DEPARTMENT OF HEALTH NEWS RELEASE
New Mexico state health officials announced on Monday that 5,002 New Mexicans had died due to COVID-19.
“These aren’t just numbers – they are our family members, friends, and neighbors, and we grieve for them and their families,” said New Mexico Department of Health (DOH) Acting Secretary David R. Scrase, M.D.
New Mexico hospitals continue to strain under the pressure of the pandemic. Although there are fewer COVID patients than this time last year, the vast majority of New Mexicans in the hospital for COVID are unvaccinated. This increases the strain on hospitals and staff who are also caring for patients who unfortunately delayed care due to the pandemic.
Vaccination remains the most powerful tool at New Mexicans’ disposal. Between February 1st, 2021 and October 11th, 2021, there were 1,039 COVID-related deaths in New Mexico. Of those deaths, 967 were unvaccinated. “This means that nearly 1,000 people in New Mexico have died who didn’t need to die. If every eligible New Mexican got vaccinated, we could put an end to this pandemic,” added Dr. Scrase.
DOH urges New Mexicans to continue following all DOH- and CDC-recommended safe practices, including:

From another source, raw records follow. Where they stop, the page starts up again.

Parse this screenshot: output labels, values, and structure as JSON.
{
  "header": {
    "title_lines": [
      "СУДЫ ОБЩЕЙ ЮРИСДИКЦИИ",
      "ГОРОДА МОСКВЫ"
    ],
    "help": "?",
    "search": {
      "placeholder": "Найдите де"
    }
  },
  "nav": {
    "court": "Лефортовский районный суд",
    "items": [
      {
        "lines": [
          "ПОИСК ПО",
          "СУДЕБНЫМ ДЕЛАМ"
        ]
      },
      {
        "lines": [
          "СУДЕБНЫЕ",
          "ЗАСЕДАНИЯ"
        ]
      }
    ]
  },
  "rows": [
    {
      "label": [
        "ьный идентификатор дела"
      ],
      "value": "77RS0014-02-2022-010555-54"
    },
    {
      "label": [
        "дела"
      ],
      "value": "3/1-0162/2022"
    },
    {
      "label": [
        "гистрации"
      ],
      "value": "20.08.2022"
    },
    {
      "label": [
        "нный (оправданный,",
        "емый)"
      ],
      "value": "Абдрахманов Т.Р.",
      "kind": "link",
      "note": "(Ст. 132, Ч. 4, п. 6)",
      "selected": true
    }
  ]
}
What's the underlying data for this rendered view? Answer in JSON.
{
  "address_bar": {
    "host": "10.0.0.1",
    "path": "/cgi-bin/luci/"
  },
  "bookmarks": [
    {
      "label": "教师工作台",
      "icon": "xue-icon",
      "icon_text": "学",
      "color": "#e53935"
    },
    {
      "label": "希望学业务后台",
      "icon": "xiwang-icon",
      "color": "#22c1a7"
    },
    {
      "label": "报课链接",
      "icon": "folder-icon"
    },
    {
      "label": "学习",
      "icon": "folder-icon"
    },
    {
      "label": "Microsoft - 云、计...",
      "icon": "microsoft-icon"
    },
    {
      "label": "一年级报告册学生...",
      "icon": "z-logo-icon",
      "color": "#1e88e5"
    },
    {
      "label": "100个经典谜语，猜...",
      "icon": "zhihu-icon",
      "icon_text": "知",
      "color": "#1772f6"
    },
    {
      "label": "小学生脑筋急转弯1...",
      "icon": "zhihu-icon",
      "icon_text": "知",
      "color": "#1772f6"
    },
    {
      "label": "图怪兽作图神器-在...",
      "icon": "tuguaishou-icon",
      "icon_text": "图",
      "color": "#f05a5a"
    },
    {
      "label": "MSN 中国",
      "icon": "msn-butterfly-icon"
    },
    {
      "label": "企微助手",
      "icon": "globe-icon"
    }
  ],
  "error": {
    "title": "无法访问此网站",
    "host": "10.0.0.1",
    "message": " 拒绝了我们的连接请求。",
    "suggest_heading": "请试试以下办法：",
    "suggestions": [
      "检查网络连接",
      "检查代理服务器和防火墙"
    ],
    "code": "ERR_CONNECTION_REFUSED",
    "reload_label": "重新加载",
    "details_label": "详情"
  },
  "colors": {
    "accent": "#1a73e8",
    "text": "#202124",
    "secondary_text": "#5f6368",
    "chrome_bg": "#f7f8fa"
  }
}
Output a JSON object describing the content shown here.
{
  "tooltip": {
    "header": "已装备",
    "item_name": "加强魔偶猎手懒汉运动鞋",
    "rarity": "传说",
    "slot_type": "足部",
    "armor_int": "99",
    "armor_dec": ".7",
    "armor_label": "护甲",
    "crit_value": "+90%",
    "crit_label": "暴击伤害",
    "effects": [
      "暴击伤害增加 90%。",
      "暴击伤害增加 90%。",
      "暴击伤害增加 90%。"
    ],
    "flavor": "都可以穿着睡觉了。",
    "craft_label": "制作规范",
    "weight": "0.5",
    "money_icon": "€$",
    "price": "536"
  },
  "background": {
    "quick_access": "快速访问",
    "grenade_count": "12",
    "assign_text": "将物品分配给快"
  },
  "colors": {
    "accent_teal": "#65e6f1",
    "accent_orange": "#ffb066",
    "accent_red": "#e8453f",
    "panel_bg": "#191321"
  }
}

· Getting a booster, when it is available to them
· Wearing a mask that covers your nose and mouth
· Getting tested for COVID-19 if:
· You have COVID-19 symptoms including cough, fever, shortness of breath, chills, repeated shaking with chills, muscle pain, headache, sore throat, congestion or runny nose, nausea or vomiting, diarrhea, and/or loss of taste or smell.
· You don’t have symptoms but were in close contact or are a household member of someone who has tested positive and are in their infectious period. This is recommended regardless of vaccination status.
· You don’t have symptoms, but you are unvaccinated and live or work in a high-risk congregate setting such as long-term care facilities, detention centers, and correctional facilities.
· You are a patient scheduled for surgery or hospital admission, even if you’re fully vaccinated. Some medical facilities may require testing prior to surgery or admission.
· For New Mexicans who are able to do so, the Department encourages the use of Vault at-home tests for surveillance testing: https://learn.vaulthealth.com/nm/. New Mexicans can order tests to be delivered to their home at no cost. To be able to use the Vault tests, a person needs access to the internet, an email address, and a photo ID.
· New Mexicans can also access COVID testing at Curative sites and other locations, which can be found through the NMDOH website: https://findatestnm.org/. The NMDOH urges New Mexicans to avoid going to health clinics, hospitals, or urgent care for testing unless they are symptomatic and have been exposed to COVID-19.
· Getting treatment using mAbs
· Monoclonal antibodies (mAbs) are proteins that identify harmful foreign invaders, like COVID-19. They attach to the foreign molecule, preventing it from infecting other cells in your body.
· Anyone 12 years and older, who is positive for COVID-19, has mild symptoms, and has a medical condition, can get treated using mAbs.
· Get a referral from your medical provider or call the hotline at 855-600-3453.
All New Mexicans 12 and older are eligible to receive the COVID-19 vaccine. DOH encourages all New Mexicans to schedule their vaccination with their primary care physicians – or to schedule their vaccine appointments at vaccineNM.org.